PINON, Arizona — Sheep have been an integral part of the lives of generations of Diné, providing food and wool to those living in relative isolation atop the Black Mesa in the remote north-central part of the Navajo Nation in Arizona.
However, the lives and livelihoods of the Forest Lake Chapter of the Navajo Nation were disrupted in October, when reports allege that federal SWAT teams set up roadblocks as helicopters and drones circled above the fields of shepherds while Hopi rangers and Bureau of Indian Affairs (BIA) agents impounded more than 300 of the Diné shepherds’ sheep.
The Hopi Tribe Department of Natural Resources conducted its annual livestock inventory in August. Citations were issued to those who had too many sheep, and they were given 60 days to remove any livestock in excess of the permit allowance. Five-day notices were posted, and written notices were issued by the Hopi Resource Enforcement Services to provide those with violations the opportunity to come into compliance voluntarily before the sheep were impounded.
The Hopi said in an Oct. 31 press release the impoundments were being carried out “equally for and between” the Hopi and Navajo. “Despite the misinformation being spread via the social media, there is no threat of violence by the Hopi Tribe against the Navajo and Hopi residents of Hopi Partitioned Lands,” the statement read.
The Hopi also called upon the Navajo to join together in protecting their sacred lands through “the continued and ongoing enforcement of the reasonable grazing regulations. It is in the best interest of all live stock (sic) owners that we work together to preserve the natural resources for the benefit of all.”
...One resident of the Navajo community, who spoke to MintPress on condition of anonymity, said, “The rangers came in the middle of ceremony. They came early in the morning, when people are asleep. They started taking sheep at gunpoint. These families depend on the sheep for food and wool for weaving. It’s how they make their living. Taking them away is destroying elders.

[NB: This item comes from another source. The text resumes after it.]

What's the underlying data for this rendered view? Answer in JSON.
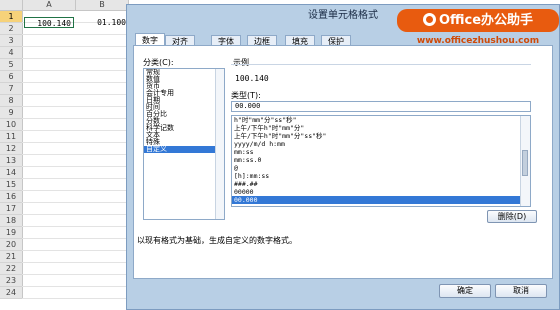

They have nowhere else to go.”
The source told MintPress that it’s commonly believed that the Peabody Coal Mine wants to expand operations to mine the entire area, and that’s what’s behind the recent flock removal push.
“Peabody is lighting up most of the state with electricity, but these Navajo shepherds are not given electricity or running water,” the source said.